## Your assignment
Report every line of the records below that contains the word "three".

-- Opening Marker --

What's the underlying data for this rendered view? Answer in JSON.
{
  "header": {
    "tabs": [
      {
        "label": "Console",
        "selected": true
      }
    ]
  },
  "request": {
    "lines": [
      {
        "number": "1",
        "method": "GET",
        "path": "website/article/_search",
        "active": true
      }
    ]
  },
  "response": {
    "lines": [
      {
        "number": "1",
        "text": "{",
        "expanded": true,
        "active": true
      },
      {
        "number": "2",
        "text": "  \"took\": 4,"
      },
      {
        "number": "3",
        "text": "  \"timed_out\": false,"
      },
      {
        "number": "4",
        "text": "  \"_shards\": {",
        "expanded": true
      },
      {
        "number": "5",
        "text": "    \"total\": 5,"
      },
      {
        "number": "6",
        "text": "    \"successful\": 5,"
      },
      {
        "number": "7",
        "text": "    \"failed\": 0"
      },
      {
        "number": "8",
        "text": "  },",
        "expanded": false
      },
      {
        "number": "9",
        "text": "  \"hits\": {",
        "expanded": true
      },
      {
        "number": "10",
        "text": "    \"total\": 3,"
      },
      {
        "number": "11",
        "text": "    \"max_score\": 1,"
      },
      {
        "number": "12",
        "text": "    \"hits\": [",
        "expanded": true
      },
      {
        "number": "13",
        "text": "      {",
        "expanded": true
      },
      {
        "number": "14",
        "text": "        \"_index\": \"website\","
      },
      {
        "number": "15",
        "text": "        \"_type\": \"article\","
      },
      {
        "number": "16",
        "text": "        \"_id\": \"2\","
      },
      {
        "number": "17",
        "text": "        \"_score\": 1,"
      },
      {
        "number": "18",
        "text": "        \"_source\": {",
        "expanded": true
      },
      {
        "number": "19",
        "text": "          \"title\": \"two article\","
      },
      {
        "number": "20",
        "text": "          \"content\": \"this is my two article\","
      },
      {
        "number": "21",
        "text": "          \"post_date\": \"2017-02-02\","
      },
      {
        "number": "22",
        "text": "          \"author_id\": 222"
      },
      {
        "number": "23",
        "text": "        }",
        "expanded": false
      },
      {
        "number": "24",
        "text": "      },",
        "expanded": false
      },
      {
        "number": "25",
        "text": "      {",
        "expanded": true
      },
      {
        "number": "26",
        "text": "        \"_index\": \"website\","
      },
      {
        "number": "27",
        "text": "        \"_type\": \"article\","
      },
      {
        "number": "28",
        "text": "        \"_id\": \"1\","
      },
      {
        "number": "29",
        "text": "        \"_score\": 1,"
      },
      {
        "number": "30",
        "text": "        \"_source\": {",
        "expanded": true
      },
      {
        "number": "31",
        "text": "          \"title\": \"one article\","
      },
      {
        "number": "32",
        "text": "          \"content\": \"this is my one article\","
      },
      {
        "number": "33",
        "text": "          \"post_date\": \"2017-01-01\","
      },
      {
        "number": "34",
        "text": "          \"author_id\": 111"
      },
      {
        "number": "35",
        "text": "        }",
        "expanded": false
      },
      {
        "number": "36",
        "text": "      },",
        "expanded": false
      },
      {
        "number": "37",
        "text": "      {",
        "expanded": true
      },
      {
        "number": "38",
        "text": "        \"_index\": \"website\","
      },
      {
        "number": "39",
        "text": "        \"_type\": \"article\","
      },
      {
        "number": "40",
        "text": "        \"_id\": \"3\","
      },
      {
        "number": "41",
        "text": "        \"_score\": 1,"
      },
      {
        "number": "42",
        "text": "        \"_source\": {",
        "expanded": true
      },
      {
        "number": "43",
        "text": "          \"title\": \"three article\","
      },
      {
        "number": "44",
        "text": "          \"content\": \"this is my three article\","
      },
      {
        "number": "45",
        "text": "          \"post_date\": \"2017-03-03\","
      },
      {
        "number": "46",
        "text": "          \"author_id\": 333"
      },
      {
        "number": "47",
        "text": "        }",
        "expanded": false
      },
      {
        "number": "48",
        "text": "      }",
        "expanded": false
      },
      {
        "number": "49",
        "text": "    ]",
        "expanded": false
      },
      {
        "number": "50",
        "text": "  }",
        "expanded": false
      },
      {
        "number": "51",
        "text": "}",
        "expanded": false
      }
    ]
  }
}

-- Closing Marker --

## Exercise solution
        "text": "          \"title\": \"three article\","
        "text": "          \"content\": \"this is my three article\","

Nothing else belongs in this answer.